n May 19, the Federal Communications Commission (FCC) unanimously ruled that companies that offer telephone service over the Internet must provide their customers with enhanced 911 (E-911) emergency service. The FCC action follows several high-profile cases in which users of Internet telephones dialed 911 in an emergency but were unable to reach an operator.
Internet phone service, known as Voice over Internet Protocol (VoIP), uses computers and broadband connections to convert sounds into data and transmit them via the Internet. Unlike traditional phones, which have a fixed address that a 911 operator can quickly call up, Internet phone service can be mobile.
The FCC order gives companies 120 days to certify that their customers will be able to reach an emergency dispatcher when they call 911. In addition, dispatchers must be able to tell where callers are located and the numbers from which they are calling.
It also requires local phone companies to provide access to their E-911 networks, which enables emergency operators to identify the location and telephone number of the caller, to any telecommunications carrier.
Under the order, carriers must provide a way for customers to update their location and callback numbers when they travel. Failure to update that information would cause an emergency operator to assume the call was coming from the last registered location.
It also requires carriers to explain to their customers the capabilities and limitations of the emergency response service they are getting with their Internet phones. Connection to a 911 operator, for example, would not be possible for an Internet telephone customer if there were a power failure or loss of Internet connection.
The IACP has been concerned about 911 access for Internet-based phones. The public has an expectation that telephone services will provide E-911 capability, which includes caller location information, regardless whether the telephone operates via wire lines, wireless, or Internet networks.
House Passes Antigang Bill
On May 11, the U.S. House of Representatives passed a bill (H.R. 1279) that would increase federal law enforcement's role in combating gang violence. The bill seeks to address gang violence by applying the methods used to fight organized crime.
It would make it a federal crime, punishable by lengthy mandatory minimum prison sentences, to participate in a "criminal street gang," which is defined as three or more people who cooperate to commit two or more "gang crimes," one of which is a crime of violence, in two or more separate episodes.

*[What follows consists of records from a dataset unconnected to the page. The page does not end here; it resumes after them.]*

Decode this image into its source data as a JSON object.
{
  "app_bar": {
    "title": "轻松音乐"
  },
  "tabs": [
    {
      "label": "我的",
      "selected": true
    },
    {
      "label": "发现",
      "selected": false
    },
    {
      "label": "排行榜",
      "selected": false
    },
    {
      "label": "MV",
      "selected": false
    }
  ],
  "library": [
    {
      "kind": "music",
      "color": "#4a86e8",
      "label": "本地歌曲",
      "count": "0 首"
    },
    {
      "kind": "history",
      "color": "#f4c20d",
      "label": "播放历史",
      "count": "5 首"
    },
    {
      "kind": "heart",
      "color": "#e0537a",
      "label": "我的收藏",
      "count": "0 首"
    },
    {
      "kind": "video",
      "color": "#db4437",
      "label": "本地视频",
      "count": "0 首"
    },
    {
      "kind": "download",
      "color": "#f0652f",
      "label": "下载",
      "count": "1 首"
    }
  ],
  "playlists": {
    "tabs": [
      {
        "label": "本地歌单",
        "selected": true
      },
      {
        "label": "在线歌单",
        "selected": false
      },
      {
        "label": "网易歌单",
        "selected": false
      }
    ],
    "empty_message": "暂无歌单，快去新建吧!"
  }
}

Those crimes would include violations of existing federal or state laws against such acts as murder, kidnapping, sexual assault, burglary, intimidation of witnesses, and possession or distribution of narcotics, as well as federal laws against possession of false identification documents and money laundering.
Several categories of gang-related offenses would be subject to mandatory minimum sentences of at least 30 years in prison. These mandatory minimums have been criticized by House Democrats who argue they take away discretion of federal judges to set penalties based on the specific circumstances of the case.
The bill would authorize $387 million to fund new interagency antigang law enforcement teams, hire additional federal and state prosecutors, and purchase technology to help identify gang defendants. It would also create a criminal street gang enforcement team consisting of agents from federal, state, and local law enforcement agencies and prosecutors.
During floor consideration, lawmakers adopted several amendments that would establish a National Gang Intelligence Center at the FBI; fund regional databases to track gangs in high-intensity gang areas; add Bureau of Alcohol, Tobacco, Firearms, and Explosives agents and inspectors to high-intensity gang areas; and authorize the attorney general to conduct a media campaign to inform the public about the new mandatory minimum prison sentences.
Lawmakers also approved an amendment to add five years to prison sentences for violent and drug-trafficking crimes when the violator is an illegal alien, and 15 years if the defendant had previously been deported for a criminal offense. In addition, the House passed an amendment that requires the Department of Homeland Security to conduct a study of the connection between illegal aliens and gang membership.
The bill now moves to the Senate, where its future is uncertain. Last year, the Senate Judiciary Committee passed a bipartisan antigang bill that its sponsors had been pushing for more than 10 years. Senators Orrin Hatch (R-Utah) and Dianne Feinstein (D-California) have reintroduced the bill (S. 155), but the Judiciary Committee has not yet considered it.
Like the House bill, it makes it a federal crime to participate in a "criminal street gang." In addition, it would make recruiting minors to join criminal street gangs a crime and require offenders to pay the costs associated with housing and treating any recruited minor who is prosecuted for their gang activity.
Most notably, the Senate version does not contain the mandatory minimum sentences. It also authorizes nearly two-thirds more in expenditures ($762 million) and directs money for a wider range of antigang initiatives, including prevention programs and witness protection. It also would permit wiretaps to be used for new gang crimes.
However, during consideration of the bill by the House Judiciary Committee, committee members rejected a bipartisan alternative bill (H.R. 970) that is similar to the Senate bill. ■